▸ INSTRUCTIONS FOR THE TASK:
Set every entry down again, unchanged, picture-free.

(Page and application data records)
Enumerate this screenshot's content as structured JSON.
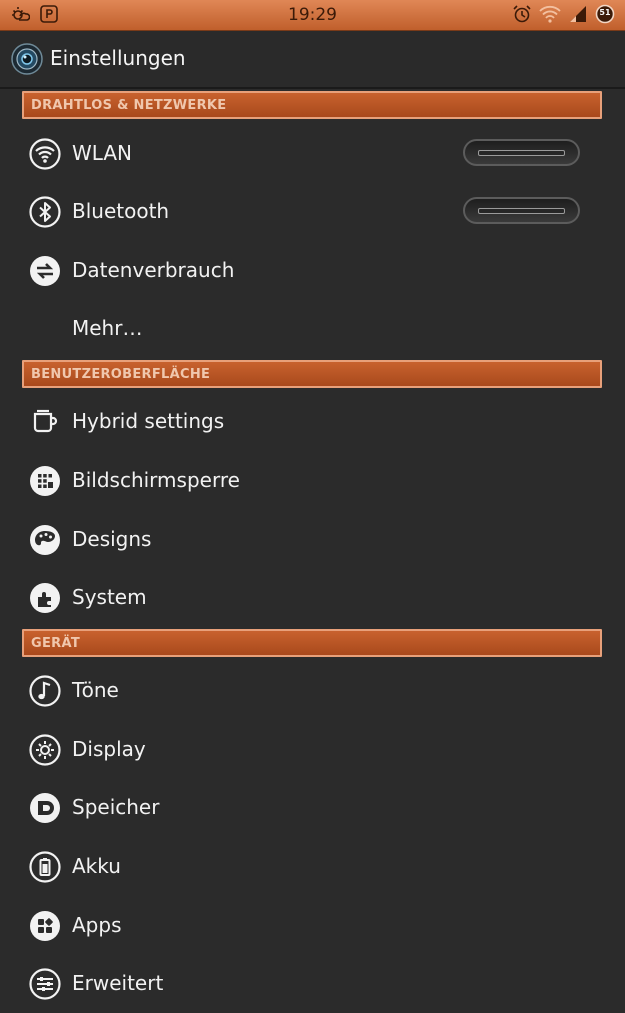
{
  "statusbar": {
    "time": "19:29",
    "battery_level": "51",
    "icons": [
      "weather-icon",
      "parking-p-icon",
      "alarm-icon",
      "wifi-signal-icon",
      "cell-signal-icon",
      "battery-icon"
    ]
  },
  "actionbar": {
    "title": "Einstellungen",
    "icon": "settings-app-icon"
  },
  "sections": {
    "wireless": "DRAHTLOS & NETZWERKE",
    "ui": "BENUTZEROBERFLÄCHE",
    "device": "GERÄT"
  },
  "items": {
    "wlan": {
      "label": "WLAN",
      "icon": "wifi-icon",
      "toggle": "off"
    },
    "bluetooth": {
      "label": "Bluetooth",
      "icon": "bluetooth-icon",
      "toggle": "off"
    },
    "data_usage": {
      "label": "Datenverbrauch",
      "icon": "data-usage-icon"
    },
    "more": {
      "label": "Mehr…"
    },
    "hybrid": {
      "label": "Hybrid settings",
      "icon": "hybrid-icon"
    },
    "lockscreen": {
      "label": "Bildschirmsperre",
      "icon": "lockscreen-icon"
    },
    "designs": {
      "label": "Designs",
      "icon": "palette-icon"
    },
    "system": {
      "label": "System",
      "icon": "puzzle-icon"
    },
    "sound": {
      "label": "Töne",
      "icon": "music-note-icon"
    },
    "display": {
      "label": "Display",
      "icon": "brightness-icon"
    },
    "storage": {
      "label": "Speicher",
      "icon": "storage-icon"
    },
    "battery": {
      "label": "Akku",
      "icon": "battery-icon"
    },
    "apps": {
      "label": "Apps",
      "icon": "apps-icon"
    },
    "advanced": {
      "label": "Erweitert",
      "icon": "sliders-icon"
    }
  },
  "colors": {
    "accent": "#c05f2c",
    "background": "#2b2b2b"
  }
}
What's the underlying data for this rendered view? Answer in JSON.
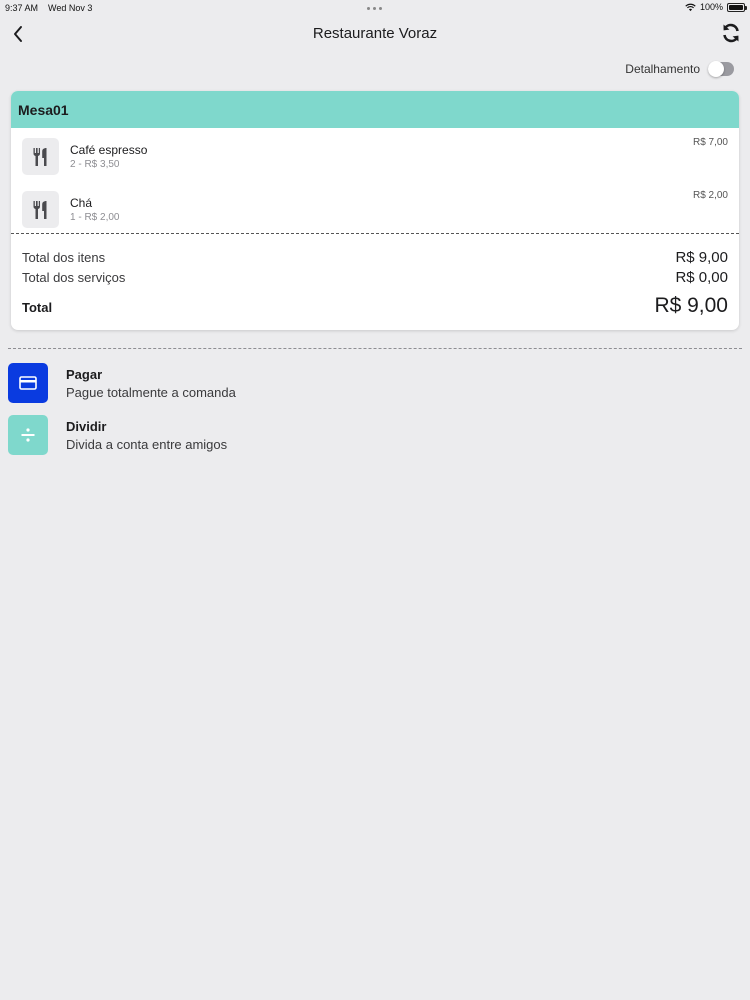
{
  "status_bar": {
    "time": "9:37 AM",
    "date": "Wed Nov 3",
    "battery": "100%",
    "battery_level": 1.0
  },
  "nav": {
    "title": "Restaurante Voraz",
    "back_icon": "chevron-left-icon",
    "refresh_icon": "refresh-icon"
  },
  "detail_toggle": {
    "label": "Detalhamento",
    "on": false
  },
  "order": {
    "table": "Mesa01",
    "header_color": "#7fd8cc",
    "items": [
      {
        "name": "Café espresso",
        "detail": "2 - R$ 3,50",
        "price": "R$ 7,00",
        "icon": "fork-knife-icon"
      },
      {
        "name": "Chá",
        "detail": "1 - R$ 2,00",
        "price": "R$ 2,00",
        "icon": "fork-knife-icon"
      }
    ],
    "totals": {
      "items_label": "Total dos itens",
      "items_value": "R$ 9,00",
      "services_label": "Total dos serviços",
      "services_value": "R$ 0,00",
      "total_label": "Total",
      "total_value": "R$ 9,00"
    }
  },
  "actions": [
    {
      "title": "Pagar",
      "subtitle": "Pague totalmente a comanda",
      "icon": "credit-card-icon",
      "color": "#0a3be0"
    },
    {
      "title": "Dividir",
      "subtitle": "Divida a conta entre amigos",
      "icon": "divide-icon",
      "color": "#7fd8cc"
    }
  ]
}
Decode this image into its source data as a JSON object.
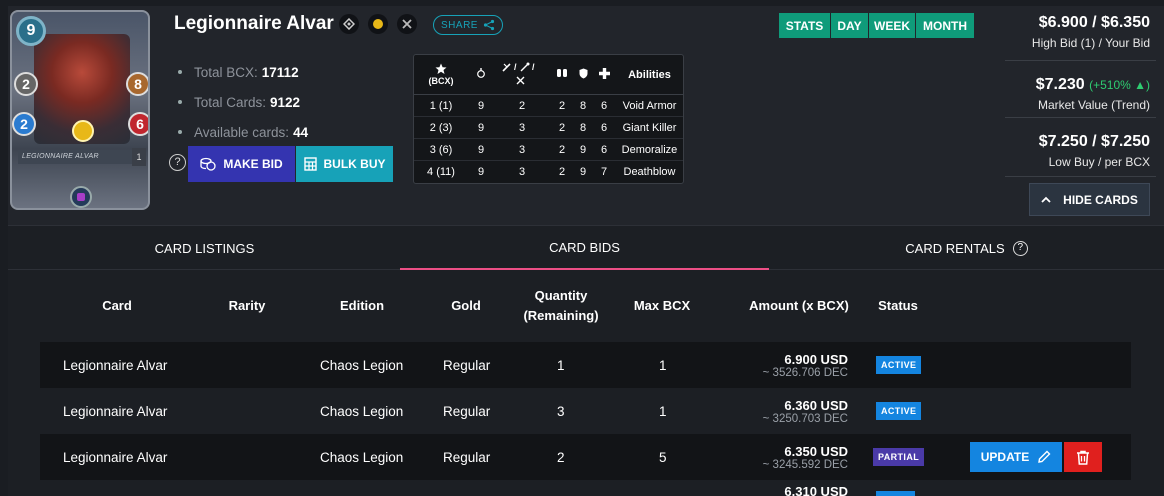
{
  "card": {
    "name": "Legionnaire Alvar",
    "mana": "9",
    "melee": "2",
    "speed": "8",
    "armor": "2",
    "health": "6",
    "level": "1",
    "img_name": "LEGIONNAIRE ALVAR"
  },
  "share_label": "SHARE",
  "stats": {
    "total_bcx_label": "Total BCX:",
    "total_bcx": "17112",
    "total_cards_label": "Total Cards:",
    "total_cards": "9122",
    "available_label": "Available cards:",
    "available": "44"
  },
  "buttons": {
    "make_bid": "MAKE BID",
    "bulk_buy": "BULK BUY",
    "help": "?"
  },
  "level_table": {
    "bcx_label": "(BCX)",
    "abilities_label": "Abilities",
    "attack_label": "/ /",
    "rows": [
      {
        "lvl": "1 (1)",
        "speed": "9",
        "attack": "2",
        "armor": "2",
        "shield": "8",
        "health": "6",
        "ability": "Void Armor"
      },
      {
        "lvl": "2 (3)",
        "speed": "9",
        "attack": "3",
        "armor": "2",
        "shield": "8",
        "health": "6",
        "ability": "Giant Killer"
      },
      {
        "lvl": "3 (6)",
        "speed": "9",
        "attack": "3",
        "armor": "2",
        "shield": "9",
        "health": "6",
        "ability": "Demoralize"
      },
      {
        "lvl": "4 (11)",
        "speed": "9",
        "attack": "3",
        "armor": "2",
        "shield": "9",
        "health": "7",
        "ability": "Deathblow"
      }
    ]
  },
  "periods": [
    "STATS",
    "DAY",
    "WEEK",
    "MONTH"
  ],
  "prices": {
    "bid": "$6.900 / $6.350",
    "bid_label": "High Bid (1) / Your Bid",
    "market": "$7.230",
    "market_trend": "(+510% ▲)",
    "market_label": "Market Value (Trend)",
    "low": "$7.250 / $7.250",
    "low_label": "Low Buy / per BCX"
  },
  "hide_cards": "HIDE CARDS",
  "tabs": {
    "listings": "CARD LISTINGS",
    "bids": "CARD BIDS",
    "rentals": "CARD RENTALS",
    "rentals_help": "?"
  },
  "table": {
    "headers": {
      "card": "Card",
      "rarity": "Rarity",
      "edition": "Edition",
      "gold": "Gold",
      "quantity": "Quantity",
      "remaining": "(Remaining)",
      "max_bcx": "Max BCX",
      "amount": "Amount (x BCX)",
      "status": "Status"
    },
    "rows": [
      {
        "card": "Legionnaire Alvar",
        "edition": "Chaos Legion",
        "gold": "Regular",
        "qty": "1",
        "max": "1",
        "usd": "6.900 USD",
        "dec": "~ 3526.706 DEC",
        "status": "ACTIVE"
      },
      {
        "card": "Legionnaire Alvar",
        "edition": "Chaos Legion",
        "gold": "Regular",
        "qty": "3",
        "max": "1",
        "usd": "6.360 USD",
        "dec": "~ 3250.703 DEC",
        "status": "ACTIVE"
      },
      {
        "card": "Legionnaire Alvar",
        "edition": "Chaos Legion",
        "gold": "Regular",
        "qty": "2",
        "max": "5",
        "usd": "6.350 USD",
        "dec": "~ 3245.592 DEC",
        "status": "PARTIAL"
      },
      {
        "usd": "6.310 USD"
      }
    ],
    "update_label": "UPDATE"
  },
  "colors": {
    "teal": "#0f9b7a",
    "cyan": "#17a2b8",
    "active": "#1485e0",
    "partial": "#4a3aa8",
    "tab_underline": "#ec4f86",
    "delete": "#e0201e"
  }
}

▸ YOUR RESPONSE:
Enumerate this screenshot's content as structured JSON.
{
  "statusbar": {
    "time": "19:29",
    "battery_level": "51",
    "icons": [
      "weather-icon",
      "parking-p-icon",
      "alarm-icon",
      "wifi-signal-icon",
      "cell-signal-icon",
      "battery-icon"
    ]
  },
  "actionbar": {
    "title": "Einstellungen",
    "icon": "settings-app-icon"
  },
  "sections": {
    "wireless": "DRAHTLOS & NETZWERKE",
    "ui": "BENUTZEROBERFLÄCHE",
    "device": "GERÄT"
  },
  "items": {
    "wlan": {
      "label": "WLAN",
      "icon": "wifi-icon",
      "toggle": "off"
    },
    "bluetooth": {
      "label": "Bluetooth",
      "icon": "bluetooth-icon",
      "toggle": "off"
    },
    "data_usage": {
      "label": "Datenverbrauch",
      "icon": "data-usage-icon"
    },
    "more": {
      "label": "Mehr…"
    },
    "hybrid": {
      "label": "Hybrid settings",
      "icon": "hybrid-icon"
    },
    "lockscreen": {
      "label": "Bildschirmsperre",
      "icon": "lockscreen-icon"
    },
    "designs": {
      "label": "Designs",
      "icon": "palette-icon"
    },
    "system": {
      "label": "System",
      "icon": "puzzle-icon"
    },
    "sound": {
      "label": "Töne",
      "icon": "music-note-icon"
    },
    "display": {
      "label": "Display",
      "icon": "brightness-icon"
    },
    "storage": {
      "label": "Speicher",
      "icon": "storage-icon"
    },
    "battery": {
      "label": "Akku",
      "icon": "battery-icon"
    },
    "apps": {
      "label": "Apps",
      "icon": "apps-icon"
    },
    "advanced": {
      "label": "Erweitert",
      "icon": "sliders-icon"
    }
  },
  "colors": {
    "accent": "#c05f2c",
    "background": "#2b2b2b"
  }
}
What's the underlying data for this rendered view? Answer in JSON.
{
  "status_bar": {
    "time": "9:37 AM",
    "date": "Wed Nov 3",
    "battery": "100%",
    "battery_level": 1.0
  },
  "nav": {
    "title": "Restaurante Voraz",
    "back_icon": "chevron-left-icon",
    "refresh_icon": "refresh-icon"
  },
  "detail_toggle": {
    "label": "Detalhamento",
    "on": false
  },
  "order": {
    "table": "Mesa01",
    "header_color": "#7fd8cc",
    "items": [
      {
        "name": "Café espresso",
        "detail": "2 - R$ 3,50",
        "price": "R$ 7,00",
        "icon": "fork-knife-icon"
      },
      {
        "name": "Chá",
        "detail": "1 - R$ 2,00",
        "price": "R$ 2,00",
        "icon": "fork-knife-icon"
      }
    ],
    "totals": {
      "items_label": "Total dos itens",
      "items_value": "R$ 9,00",
      "services_label": "Total dos serviços",
      "services_value": "R$ 0,00",
      "total_label": "Total",
      "total_value": "R$ 9,00"
    }
  },
  "actions": [
    {
      "title": "Pagar",
      "subtitle": "Pague totalmente a comanda",
      "icon": "credit-card-icon",
      "color": "#0a3be0"
    },
    {
      "title": "Dividir",
      "subtitle": "Divida a conta entre amigos",
      "icon": "divide-icon",
      "color": "#7fd8cc"
    }
  ]
}
Decode this image into its source data as a JSON object.
{
  "card": {
    "name": "Legionnaire Alvar",
    "mana": "9",
    "melee": "2",
    "speed": "8",
    "armor": "2",
    "health": "6",
    "level": "1",
    "img_name": "LEGIONNAIRE ALVAR"
  },
  "share_label": "SHARE",
  "stats": {
    "total_bcx_label": "Total BCX:",
    "total_bcx": "17112",
    "total_cards_label": "Total Cards:",
    "total_cards": "9122",
    "available_label": "Available cards:",
    "available": "44"
  },
  "buttons": {
    "make_bid": "MAKE BID",
    "bulk_buy": "BULK BUY",
    "help": "?"
  },
  "level_table": {
    "bcx_label": "(BCX)",
    "abilities_label": "Abilities",
    "attack_label": "/ /",
    "rows": [
      {
        "lvl": "1 (1)",
        "speed": "9",
        "attack": "2",
        "armor": "2",
        "shield": "8",
        "health": "6",
        "ability": "Void Armor"
      },
      {
        "lvl": "2 (3)",
        "speed": "9",
        "attack": "3",
        "armor": "2",
        "shield": "8",
        "health": "6",
        "ability": "Giant Killer"
      },
      {
        "lvl": "3 (6)",
        "speed": "9",
        "attack": "3",
        "armor": "2",
        "shield": "9",
        "health": "6",
        "ability": "Demoralize"
      },
      {
        "lvl": "4 (11)",
        "speed": "9",
        "attack": "3",
        "armor": "2",
        "shield": "9",
        "health": "7",
        "ability": "Deathblow"
      }
    ]
  },
  "periods": [
    "STATS",
    "DAY",
    "WEEK",
    "MONTH"
  ],
  "prices": {
    "bid": "$6.900 / $6.350",
    "bid_label": "High Bid (1) / Your Bid",
    "market": "$7.230",
    "market_trend": "(+510% ▲)",
    "market_label": "Market Value (Trend)",
    "low": "$7.250 / $7.250",
    "low_label": "Low Buy / per BCX"
  },
  "hide_cards": "HIDE CARDS",
  "tabs": {
    "listings": "CARD LISTINGS",
    "bids": "CARD BIDS",
    "rentals": "CARD RENTALS",
    "rentals_help": "?"
  },
  "table": {
    "headers": {
      "card": "Card",
      "rarity": "Rarity",
      "edition": "Edition",
      "gold": "Gold",
      "quantity": "Quantity",
      "remaining": "(Remaining)",
      "max_bcx": "Max BCX",
      "amount": "Amount (x BCX)",
      "status": "Status"
    },
    "rows": [
      {
        "card": "Legionnaire Alvar",
        "edition": "Chaos Legion",
        "gold": "Regular",
        "qty": "1",
        "max": "1",
        "usd": "6.900 USD",
        "dec": "~ 3526.706 DEC",
        "status": "ACTIVE"
      },
      {
        "card": "Legionnaire Alvar",
        "edition": "Chaos Legion",
        "gold": "Regular",
        "qty": "3",
        "max": "1",
        "usd": "6.360 USD",
        "dec": "~ 3250.703 DEC",
        "status": "ACTIVE"
      },
      {
        "card": "Legionnaire Alvar",
        "edition": "Chaos Legion",
        "gold": "Regular",
        "qty": "2",
        "max": "5",
        "usd": "6.350 USD",
        "dec": "~ 3245.592 DEC",
        "status": "PARTIAL"
      },
      {
        "usd": "6.310 USD"
      }
    ],
    "update_label": "UPDATE"
  },
  "colors": {
    "teal": "#0f9b7a",
    "cyan": "#17a2b8",
    "active": "#1485e0",
    "partial": "#4a3aa8",
    "tab_underline": "#ec4f86",
    "delete": "#e0201e"
  }
}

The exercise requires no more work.